● **Task to carry out**
Filter the data below, keeping only lines that contain "current".

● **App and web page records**
= = = =
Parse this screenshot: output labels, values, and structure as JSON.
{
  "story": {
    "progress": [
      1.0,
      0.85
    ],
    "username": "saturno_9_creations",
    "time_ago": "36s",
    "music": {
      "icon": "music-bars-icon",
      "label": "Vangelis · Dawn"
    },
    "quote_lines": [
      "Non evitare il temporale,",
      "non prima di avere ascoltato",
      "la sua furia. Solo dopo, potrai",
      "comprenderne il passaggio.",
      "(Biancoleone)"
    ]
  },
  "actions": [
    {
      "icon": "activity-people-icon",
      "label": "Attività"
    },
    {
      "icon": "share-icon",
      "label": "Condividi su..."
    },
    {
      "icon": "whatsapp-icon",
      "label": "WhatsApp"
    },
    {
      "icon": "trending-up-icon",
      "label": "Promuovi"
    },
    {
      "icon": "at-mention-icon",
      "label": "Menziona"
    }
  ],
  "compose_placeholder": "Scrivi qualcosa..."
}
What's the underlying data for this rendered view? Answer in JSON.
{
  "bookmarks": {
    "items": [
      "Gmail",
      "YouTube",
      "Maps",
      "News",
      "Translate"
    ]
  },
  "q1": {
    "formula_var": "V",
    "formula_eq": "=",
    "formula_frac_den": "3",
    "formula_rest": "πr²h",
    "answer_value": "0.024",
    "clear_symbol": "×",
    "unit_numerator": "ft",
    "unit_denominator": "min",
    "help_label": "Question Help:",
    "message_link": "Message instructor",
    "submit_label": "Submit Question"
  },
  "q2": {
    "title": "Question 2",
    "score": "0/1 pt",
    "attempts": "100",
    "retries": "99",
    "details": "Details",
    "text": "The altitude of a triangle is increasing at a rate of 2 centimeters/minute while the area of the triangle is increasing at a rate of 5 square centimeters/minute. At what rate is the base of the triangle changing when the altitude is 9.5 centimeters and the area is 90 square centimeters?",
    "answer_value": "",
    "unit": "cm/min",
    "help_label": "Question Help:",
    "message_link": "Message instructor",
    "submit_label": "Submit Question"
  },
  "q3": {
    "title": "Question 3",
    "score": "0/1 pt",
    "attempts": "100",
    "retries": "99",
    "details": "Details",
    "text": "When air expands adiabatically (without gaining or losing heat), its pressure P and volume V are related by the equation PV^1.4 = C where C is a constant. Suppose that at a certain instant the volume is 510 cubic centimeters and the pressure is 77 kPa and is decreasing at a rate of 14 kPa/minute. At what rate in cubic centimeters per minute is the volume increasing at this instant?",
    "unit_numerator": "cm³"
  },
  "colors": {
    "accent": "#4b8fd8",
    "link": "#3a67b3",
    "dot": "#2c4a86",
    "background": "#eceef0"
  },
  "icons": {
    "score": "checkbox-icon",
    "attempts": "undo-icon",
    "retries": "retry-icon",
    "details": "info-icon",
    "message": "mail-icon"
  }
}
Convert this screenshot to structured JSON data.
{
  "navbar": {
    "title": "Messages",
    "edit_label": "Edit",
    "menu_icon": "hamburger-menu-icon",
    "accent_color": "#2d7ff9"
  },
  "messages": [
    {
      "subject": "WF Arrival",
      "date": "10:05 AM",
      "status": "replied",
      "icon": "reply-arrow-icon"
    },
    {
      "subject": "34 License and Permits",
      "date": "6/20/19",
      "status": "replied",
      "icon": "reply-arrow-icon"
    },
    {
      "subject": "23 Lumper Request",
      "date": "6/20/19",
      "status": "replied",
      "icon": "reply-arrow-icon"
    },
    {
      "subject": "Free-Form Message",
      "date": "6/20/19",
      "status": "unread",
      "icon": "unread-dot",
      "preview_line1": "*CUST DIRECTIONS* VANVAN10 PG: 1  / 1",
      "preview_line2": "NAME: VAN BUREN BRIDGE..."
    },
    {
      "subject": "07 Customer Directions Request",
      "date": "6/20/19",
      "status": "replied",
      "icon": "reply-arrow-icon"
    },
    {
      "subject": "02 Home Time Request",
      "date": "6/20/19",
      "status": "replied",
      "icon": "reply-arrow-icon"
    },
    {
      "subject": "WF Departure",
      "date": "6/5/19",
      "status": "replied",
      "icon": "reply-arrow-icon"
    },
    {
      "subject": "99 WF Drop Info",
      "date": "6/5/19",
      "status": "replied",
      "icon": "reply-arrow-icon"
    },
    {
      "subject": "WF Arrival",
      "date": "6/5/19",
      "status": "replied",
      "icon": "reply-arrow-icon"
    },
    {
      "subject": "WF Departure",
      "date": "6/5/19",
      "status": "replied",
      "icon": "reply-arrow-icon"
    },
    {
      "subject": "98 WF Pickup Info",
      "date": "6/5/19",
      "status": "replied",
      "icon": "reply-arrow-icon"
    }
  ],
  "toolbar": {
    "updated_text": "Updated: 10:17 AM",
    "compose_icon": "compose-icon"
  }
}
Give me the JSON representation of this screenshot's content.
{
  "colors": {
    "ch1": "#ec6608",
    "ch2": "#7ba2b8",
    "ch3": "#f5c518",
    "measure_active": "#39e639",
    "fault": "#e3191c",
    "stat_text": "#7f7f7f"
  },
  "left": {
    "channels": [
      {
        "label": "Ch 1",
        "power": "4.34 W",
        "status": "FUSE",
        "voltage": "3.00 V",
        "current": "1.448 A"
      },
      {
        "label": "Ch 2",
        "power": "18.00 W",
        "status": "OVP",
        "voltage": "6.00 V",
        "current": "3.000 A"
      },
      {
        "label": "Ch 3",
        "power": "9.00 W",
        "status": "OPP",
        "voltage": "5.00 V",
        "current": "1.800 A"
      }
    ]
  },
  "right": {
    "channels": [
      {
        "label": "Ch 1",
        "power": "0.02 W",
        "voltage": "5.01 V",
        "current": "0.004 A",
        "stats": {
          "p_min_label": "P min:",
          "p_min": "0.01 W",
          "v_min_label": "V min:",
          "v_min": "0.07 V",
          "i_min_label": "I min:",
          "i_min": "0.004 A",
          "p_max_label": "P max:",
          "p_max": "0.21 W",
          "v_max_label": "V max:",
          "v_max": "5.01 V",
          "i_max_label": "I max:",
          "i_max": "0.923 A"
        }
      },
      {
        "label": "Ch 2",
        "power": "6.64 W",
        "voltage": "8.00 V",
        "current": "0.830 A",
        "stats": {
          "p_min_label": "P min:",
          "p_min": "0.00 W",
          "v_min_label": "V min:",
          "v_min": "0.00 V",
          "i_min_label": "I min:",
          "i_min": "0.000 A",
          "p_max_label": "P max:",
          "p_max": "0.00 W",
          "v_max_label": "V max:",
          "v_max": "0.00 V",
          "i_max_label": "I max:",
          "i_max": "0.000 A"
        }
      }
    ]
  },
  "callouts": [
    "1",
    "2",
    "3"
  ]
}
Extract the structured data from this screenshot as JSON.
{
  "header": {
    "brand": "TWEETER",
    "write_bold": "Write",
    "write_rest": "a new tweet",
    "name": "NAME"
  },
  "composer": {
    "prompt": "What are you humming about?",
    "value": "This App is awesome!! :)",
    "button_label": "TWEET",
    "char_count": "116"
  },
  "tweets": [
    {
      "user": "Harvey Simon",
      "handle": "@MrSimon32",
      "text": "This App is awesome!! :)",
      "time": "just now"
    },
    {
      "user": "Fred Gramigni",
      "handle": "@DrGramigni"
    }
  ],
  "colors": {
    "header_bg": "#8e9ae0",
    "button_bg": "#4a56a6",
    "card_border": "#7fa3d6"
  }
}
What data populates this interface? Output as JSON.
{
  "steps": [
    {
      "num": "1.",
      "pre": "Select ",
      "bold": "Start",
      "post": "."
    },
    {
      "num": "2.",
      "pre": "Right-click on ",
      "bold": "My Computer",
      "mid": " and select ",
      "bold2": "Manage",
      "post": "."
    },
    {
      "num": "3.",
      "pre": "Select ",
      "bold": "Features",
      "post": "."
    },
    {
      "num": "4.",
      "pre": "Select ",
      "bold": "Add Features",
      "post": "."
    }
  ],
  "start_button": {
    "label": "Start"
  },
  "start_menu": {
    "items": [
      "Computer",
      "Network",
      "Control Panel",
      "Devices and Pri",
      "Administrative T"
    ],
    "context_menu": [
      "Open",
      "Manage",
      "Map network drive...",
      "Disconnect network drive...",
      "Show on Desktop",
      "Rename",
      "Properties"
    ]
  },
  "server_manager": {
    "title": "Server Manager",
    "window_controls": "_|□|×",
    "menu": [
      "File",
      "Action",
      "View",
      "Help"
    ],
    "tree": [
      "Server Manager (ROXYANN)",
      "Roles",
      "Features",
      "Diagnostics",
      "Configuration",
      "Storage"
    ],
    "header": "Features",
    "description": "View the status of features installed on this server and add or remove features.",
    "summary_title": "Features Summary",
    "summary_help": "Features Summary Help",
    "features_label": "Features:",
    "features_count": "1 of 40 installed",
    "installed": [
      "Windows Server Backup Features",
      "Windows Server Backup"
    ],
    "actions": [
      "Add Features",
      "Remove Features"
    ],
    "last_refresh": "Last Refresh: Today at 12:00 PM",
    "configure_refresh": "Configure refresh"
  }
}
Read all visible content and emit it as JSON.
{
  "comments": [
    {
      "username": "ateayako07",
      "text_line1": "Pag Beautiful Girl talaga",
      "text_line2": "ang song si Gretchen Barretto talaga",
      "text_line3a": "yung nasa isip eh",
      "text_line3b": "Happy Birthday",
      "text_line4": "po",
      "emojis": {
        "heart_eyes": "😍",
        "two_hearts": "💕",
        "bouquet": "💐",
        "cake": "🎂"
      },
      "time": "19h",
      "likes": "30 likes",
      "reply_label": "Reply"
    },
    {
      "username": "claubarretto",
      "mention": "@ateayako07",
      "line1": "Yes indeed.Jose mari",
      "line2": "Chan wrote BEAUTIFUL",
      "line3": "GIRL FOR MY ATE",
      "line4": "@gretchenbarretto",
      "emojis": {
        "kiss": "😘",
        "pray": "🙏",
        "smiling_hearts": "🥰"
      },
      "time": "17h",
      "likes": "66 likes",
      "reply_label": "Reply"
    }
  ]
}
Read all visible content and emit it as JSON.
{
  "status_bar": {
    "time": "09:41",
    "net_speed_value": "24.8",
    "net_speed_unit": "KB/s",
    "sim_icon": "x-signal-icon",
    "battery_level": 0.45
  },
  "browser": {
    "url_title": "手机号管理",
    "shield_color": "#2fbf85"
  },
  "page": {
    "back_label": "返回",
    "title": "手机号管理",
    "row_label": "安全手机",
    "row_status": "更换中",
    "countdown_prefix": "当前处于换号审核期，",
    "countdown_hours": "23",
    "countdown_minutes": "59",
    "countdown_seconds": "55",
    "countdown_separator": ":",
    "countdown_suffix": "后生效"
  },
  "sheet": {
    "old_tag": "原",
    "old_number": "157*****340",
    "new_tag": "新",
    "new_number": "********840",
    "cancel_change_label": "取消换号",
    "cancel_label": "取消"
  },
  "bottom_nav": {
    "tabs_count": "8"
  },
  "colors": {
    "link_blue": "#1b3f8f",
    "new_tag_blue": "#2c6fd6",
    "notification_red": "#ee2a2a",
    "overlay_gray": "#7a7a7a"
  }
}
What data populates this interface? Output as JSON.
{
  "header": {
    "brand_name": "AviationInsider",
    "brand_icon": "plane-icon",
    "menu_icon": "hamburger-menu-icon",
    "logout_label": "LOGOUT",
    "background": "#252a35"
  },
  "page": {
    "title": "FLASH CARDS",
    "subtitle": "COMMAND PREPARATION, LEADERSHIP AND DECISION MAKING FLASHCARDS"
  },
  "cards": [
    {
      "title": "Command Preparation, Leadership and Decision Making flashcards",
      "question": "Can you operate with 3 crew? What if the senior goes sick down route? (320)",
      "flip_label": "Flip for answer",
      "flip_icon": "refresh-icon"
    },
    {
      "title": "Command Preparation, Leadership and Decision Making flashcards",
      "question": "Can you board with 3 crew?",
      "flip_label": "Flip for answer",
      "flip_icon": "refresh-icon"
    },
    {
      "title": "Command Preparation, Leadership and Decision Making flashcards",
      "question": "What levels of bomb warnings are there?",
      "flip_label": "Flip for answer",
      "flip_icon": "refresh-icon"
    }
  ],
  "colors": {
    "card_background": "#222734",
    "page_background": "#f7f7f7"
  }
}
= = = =
● **Expected output**
        "current": "1.448 A"
        "current": "3.000 A"
        "current": "1.800 A"
        "current": "0.004 A",
        "current": "0.830 A",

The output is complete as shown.